As can be seen the 2009 GSMA Mobile World Congress demonstrated that despite the economic downturn mobile technology is making advances to serve customers with innovative products and services. There is no doubt that this year is not going to be easy and difficult decisions will have to be made. The next 12 months will be significant and it will be interesting to see just how the industry has coped and progressed when the Congress reconvenes in 2010. Microwave Journal will aim to keep you informed.

7. The Dawn of Nano-scale System-on-Package by David Vye, Microwave Journal
February Cover Story

Multi-chip design is an evolving technology that offers faster time-to-market and lower development costs compared to single IC solutions yet can still deliver functionality and reduced size. SoP is the leading multi-chip technology today, whereby embedded passive components are approaching the 1000 components per square centimeter milestone. As process technology transitions from the micro to nano scale in the 2010 timeframe, SoP will deliver more capability in ultra-miniaturized packages. This development must occur hand-in-hand with increased capabilities in EDA design flows and simulation technologies as well as a growing knowledge of how to address the complexities of IC/package co-design among engineering teams.

8. Nonlinear Vector Network Analyzer Applications by Loren Betts, Agilent Technologies Inc
March Technical Feature

The NVNA has enabled a number of new measurement applications. Component behavior and complex signal analysis can be analyzed in the time, frequency and power domains with vector error correction applied. Memory effects can be analyzed utilizing the multi-envelope domain and the new nonlinear scattering coefficients (X-parameters) can be measured and then used for design and analysis of active components and systems.

9. Understanding Noise Parameter Measurement by Lawrence P. Dunleavy, Modelithics Inc.
February Application Note

In the following, the data taken on samples from the Mini-Circuits SAV amplifier series will be used. Figure 3 shows the picture of a device sample as mounted in a coplanar waveguide test fixture setup for RF wafer probe testing. TRL standards, fabricated with the same ground-signal-ground test interface, were used along with the NIST Multical method6 to establish the measurement reference planes at the locations indicated. These same reference planes were established for noise parameter measurements using Maury ATS software. Figure 4 shows examples of S-parameter measurement results, made on three test samples SAV-581+, using HP8510B with a TRL calibration, from 0.1 to 18 GHz. Figure 5 shows the noise parameters measured on SAV-581+ devices from 0.5 to 6 GHz. Clockwise, from upper left, are the minimum noise figure, Fmin (dB), the 50 Ω noise figure F50 (dB), Γsopt and equivalent noise resistance Rn

10. The New Power Brokers: High Voltage RF Devices by David Vye, Editor, Microwave Journal; Leonard Pelletier, Freescale Semiconductor; Steven Theeuwen, NXP Semiconductors; Dave Aichele, RFMD; Ray Crampton, Nitronex; Ray Pengelly, Cree Inc.; Brian Battaglia, HVVi Semiconductors
June Cover Story

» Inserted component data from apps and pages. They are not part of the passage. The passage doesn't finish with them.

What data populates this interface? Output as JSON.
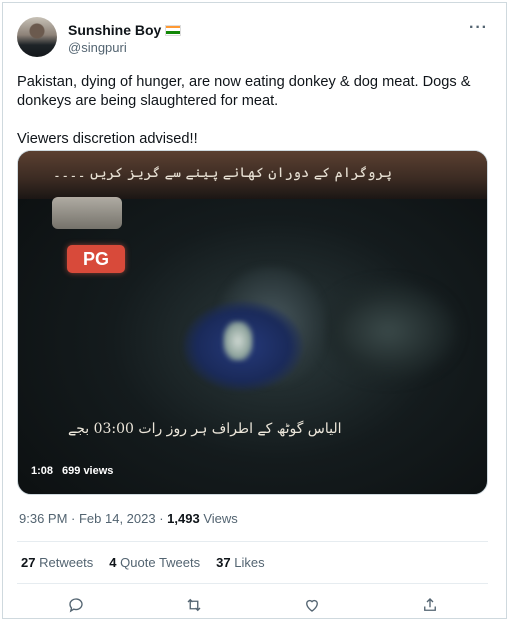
{
  "author": {
    "display_name": "Sunshine Boy",
    "handle": "@singpuri",
    "flag_colors": [
      "#ff9933",
      "#ffffff",
      "#138808"
    ]
  },
  "more_icon": "more-horizontal-icon",
  "tweet": {
    "text_line1": "Pakistan, dying of hunger, are now eating donkey & dog meat. Dogs & donkeys are being slaughtered for meat.",
    "text_line2": "Viewers discretion advised!!"
  },
  "video": {
    "overlay_top_text": "پروگرام کے دوران کھانے پینے سے گریز کریں ۔۔۔۔",
    "rating_badge": "PG",
    "overlay_bottom_text": "الیاس گوٹھ کے اطراف ہر روز رات 03:00 بجے",
    "duration": "1:08",
    "views": "699 views"
  },
  "meta": {
    "time": "9:36 PM",
    "date": "Feb 14, 2023",
    "view_count": "1,493",
    "view_label": "Views"
  },
  "stats": {
    "retweets_count": "27",
    "retweets_label": "Retweets",
    "quotes_count": "4",
    "quotes_label": "Quote Tweets",
    "likes_count": "37",
    "likes_label": "Likes"
  },
  "actions": [
    "reply-icon",
    "retweet-icon",
    "like-icon",
    "share-icon"
  ]
}
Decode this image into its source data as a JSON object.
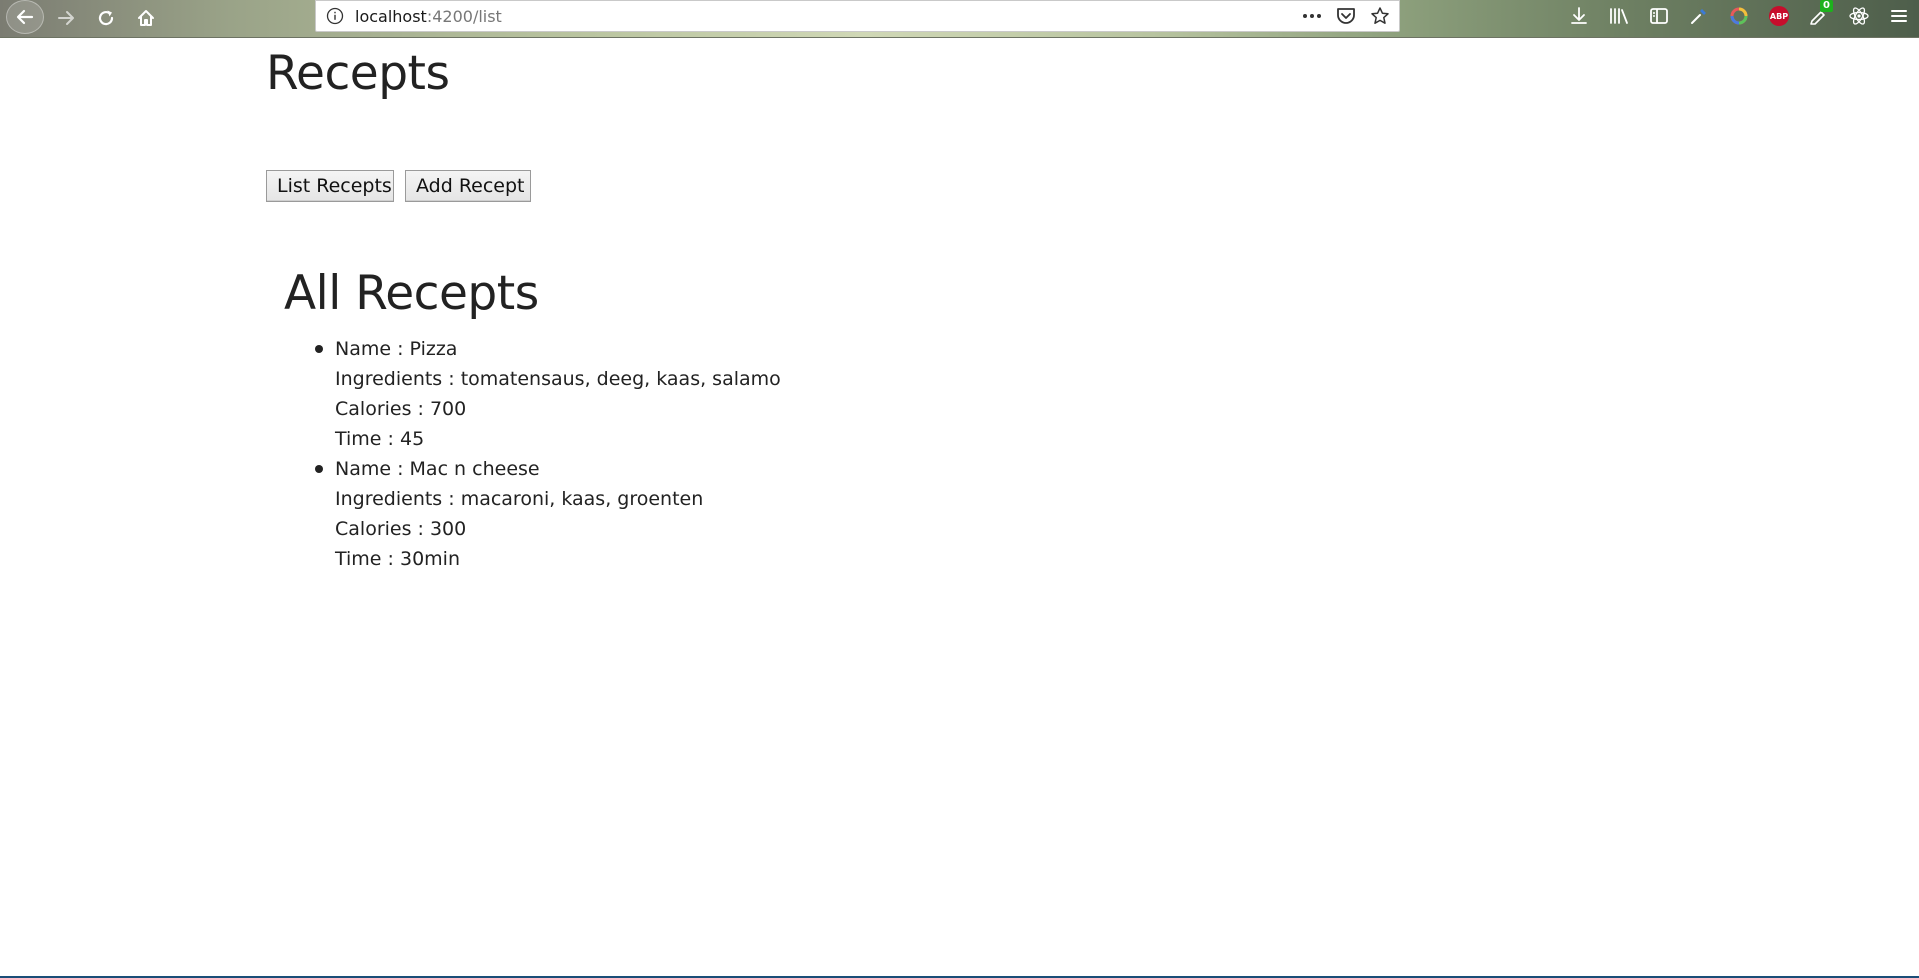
{
  "browser": {
    "url_host": "localhost",
    "url_path": ":4200/list",
    "ext_badge_count": "0",
    "abp_label": "ABP"
  },
  "app": {
    "title": "Recepts",
    "buttons": {
      "list_label": "List Recepts",
      "add_label": "Add Recept"
    },
    "list_title": "All Recepts",
    "recipes": [
      {
        "name": "Name : Pizza",
        "ingredients": "Ingredients : tomatensaus, deeg, kaas, salamo",
        "calories": "Calories : 700",
        "time": "Time : 45"
      },
      {
        "name": "Name : Mac n cheese",
        "ingredients": "Ingredients : macaroni, kaas, groenten",
        "calories": "Calories : 300",
        "time": "Time : 30min"
      }
    ]
  },
  "icons": {
    "back": "back-arrow-icon",
    "forward": "forward-arrow-icon",
    "reload": "reload-icon",
    "home": "home-icon",
    "info": "info-icon",
    "more": "more-icon",
    "pocket": "pocket-icon",
    "bookmark": "star-icon"
  }
}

Ever since Bell Lab physicists Shockley, Bardeen and Brattain invented the transistor, this little solid state device has been constantly evolving; leveraging the advantages of different semiconductor and process technologies and addressing an increasing number of applications once reserved for tubes. Sixty-plus years later — driven by a number of promising commercial and defense-related markets — transistors (and MMICs) specifically targeting high power applications in the RF and microwave frequency range continue to be the focus of sizable research and development.

Among the changing landscape of RF/microwave semiconductor developments, devices with material properties that can sustain high electric breakdown are of particular interest. To understand the state of the high power transistor market, we spoke to a number of leading vendors. Our discussion was mostly concerned with devices that could produce in excess of 30 W at UHF/VHF frequencies and above (up to X-band). These are the high-power transistors required for avionics, radar, EW and wireless infrastructure applications. Although these devices are also found in medical equipment, those applications will not be part of our focus in this article. The following is a summary of our correspondence.